North America’s most picturesque big city felt like a snow globe filled with barbecue dry-rub spices. were just a few minutes from “Condo Reef,” as the fish swims. But the city was, in fact, born burning. The Great Fire of 1886 nearly swallowed up the nascent civic/colonial-settler project of Vancouver—the flames didn’t lick, they slurped, giving us the inciting incident in the story of our town, retold dozens of ways since (but most perfectly in Lee Henderson’s terrific novel The Man Game). Famously, many Squamish paddled over from the other side of the water to help the fleeing settlers. That’s why Vancouverites have always been so humble and decent with the Squamish since—you know, gratitude. Some of the descendants of those brave souls, along with their neighbours and allies, have been leading the charge in this corner of the world against expanding the carbon economy. This has primarily taken the form of defending the water and their sovereignty over it—objecting to new and bigger pipelines, which would draw more tankers to their shores just as surely as more bridge lanes bring extra minivans. Like their greatgrandparents, they’re doing their part to save the rest of the world from the pyre. I’m grateful for it—happy that somebody’s got their eyes on the horizon through all that smoke. Charles Demers is a local comedian, writer, and the author of Vancouver Special.

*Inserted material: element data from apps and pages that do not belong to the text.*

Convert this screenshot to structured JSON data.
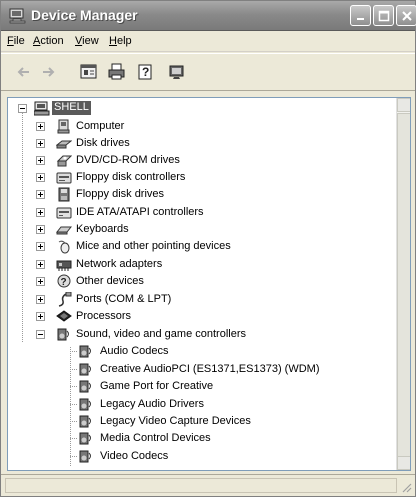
{
  "window": {
    "title": "Device Manager"
  },
  "menu": [
    {
      "id": "file",
      "label": "File",
      "mnemonic": "F",
      "rest": "ile"
    },
    {
      "id": "action",
      "label": "Action",
      "mnemonic": "A",
      "rest": "ction"
    },
    {
      "id": "view",
      "label": "View",
      "mnemonic": "V",
      "rest": "iew"
    },
    {
      "id": "help",
      "label": "Help",
      "mnemonic": "H",
      "rest": "elp"
    }
  ],
  "toolbar": [
    "back-icon",
    "forward-icon",
    "properties-icon",
    "print-icon",
    "help-icon",
    "scan-hardware-icon"
  ],
  "tree": {
    "root": "SHELL",
    "categories": [
      {
        "label": "Computer",
        "icon": "computer-icon"
      },
      {
        "label": "Disk drives",
        "icon": "disk-drive-icon"
      },
      {
        "label": "DVD/CD-ROM drives",
        "icon": "cdrom-icon"
      },
      {
        "label": "Floppy disk controllers",
        "icon": "floppy-controller-icon"
      },
      {
        "label": "Floppy disk drives",
        "icon": "floppy-drive-icon"
      },
      {
        "label": "IDE ATA/ATAPI controllers",
        "icon": "ide-controller-icon"
      },
      {
        "label": "Keyboards",
        "icon": "keyboard-icon"
      },
      {
        "label": "Mice and other pointing devices",
        "icon": "mouse-icon"
      },
      {
        "label": "Network adapters",
        "icon": "network-adapter-icon"
      },
      {
        "label": "Other devices",
        "icon": "other-devices-icon"
      },
      {
        "label": "Ports (COM & LPT)",
        "icon": "ports-icon"
      },
      {
        "label": "Processors",
        "icon": "processor-icon"
      },
      {
        "label": "Sound, video and game controllers",
        "icon": "sound-icon",
        "expanded": true
      }
    ],
    "sound_children": [
      "Audio Codecs",
      "Creative AudioPCI (ES1371,ES1373) (WDM)",
      "Game Port for Creative",
      "Legacy Audio Drivers",
      "Legacy Video Capture Devices",
      "Media Control Devices",
      "Video Codecs"
    ]
  }
}
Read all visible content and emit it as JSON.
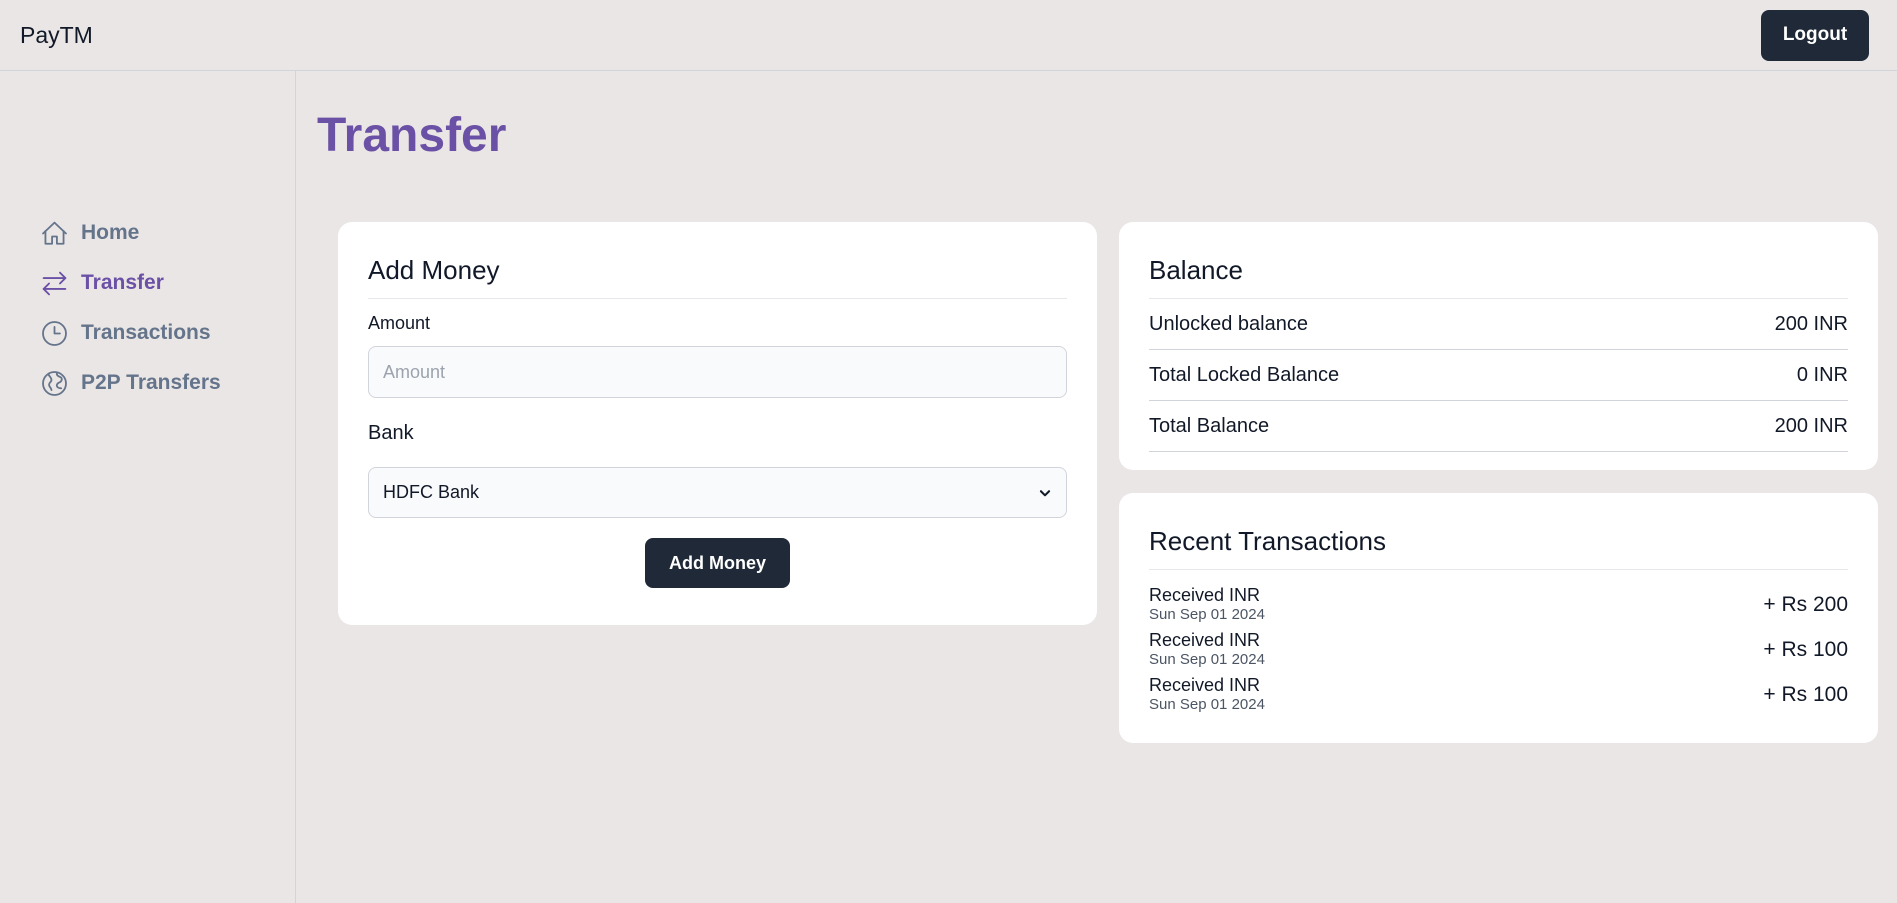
{
  "app": {
    "brand": "PayTM",
    "logout_label": "Logout"
  },
  "sidebar": {
    "items": [
      {
        "label": "Home",
        "icon": "home-icon",
        "active": false
      },
      {
        "label": "Transfer",
        "icon": "transfer-arrows-icon",
        "active": true
      },
      {
        "label": "Transactions",
        "icon": "clock-icon",
        "active": false
      },
      {
        "label": "P2P Transfers",
        "icon": "globe-icon",
        "active": false
      }
    ]
  },
  "page": {
    "title": "Transfer"
  },
  "add_money": {
    "title": "Add Money",
    "amount_label": "Amount",
    "amount_placeholder": "Amount",
    "amount_value": "",
    "bank_label": "Bank",
    "bank_selected": "HDFC Bank",
    "button_label": "Add Money"
  },
  "balance": {
    "title": "Balance",
    "rows": [
      {
        "label": "Unlocked balance",
        "value": "200 INR"
      },
      {
        "label": "Total Locked Balance",
        "value": "0 INR"
      },
      {
        "label": "Total Balance",
        "value": "200 INR"
      }
    ]
  },
  "recent_transactions": {
    "title": "Recent Transactions",
    "items": [
      {
        "label": "Received INR",
        "date": "Sun Sep 01 2024",
        "amount": "+ Rs 200"
      },
      {
        "label": "Received INR",
        "date": "Sun Sep 01 2024",
        "amount": "+ Rs 100"
      },
      {
        "label": "Received INR",
        "date": "Sun Sep 01 2024",
        "amount": "+ Rs 100"
      }
    ]
  },
  "colors": {
    "background": "#ebe6e6",
    "accent": "#6a51a6",
    "nav_inactive": "#64748b",
    "button_dark": "#1f2937"
  }
}
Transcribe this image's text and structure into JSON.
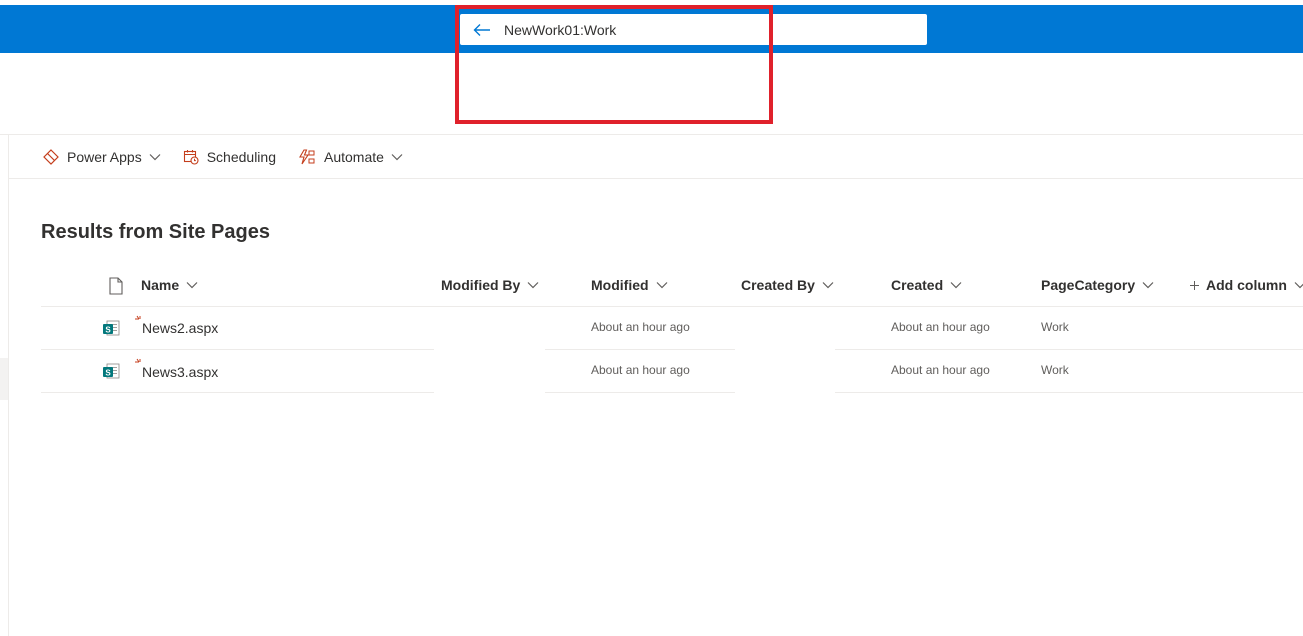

UNIQUE AS WE ARE

T H E PA N D O R A S T O R E AT

WILLOWBROOK SHOPPING CENTRE • RICHMOND CENTRE METROPOLIS AT METROTOWN • PACIFIC CENTRE • PARK ROYAL

Vancouver magazine,julaug2016  

Engaging articles, reviews and stories all about Vancouver Vancouver Magazine informs, guides...

Vancouver magazine,julaug2016  

Engaging articles, reviews and stories all about Vancouver Vancouver Magazine informs, guides...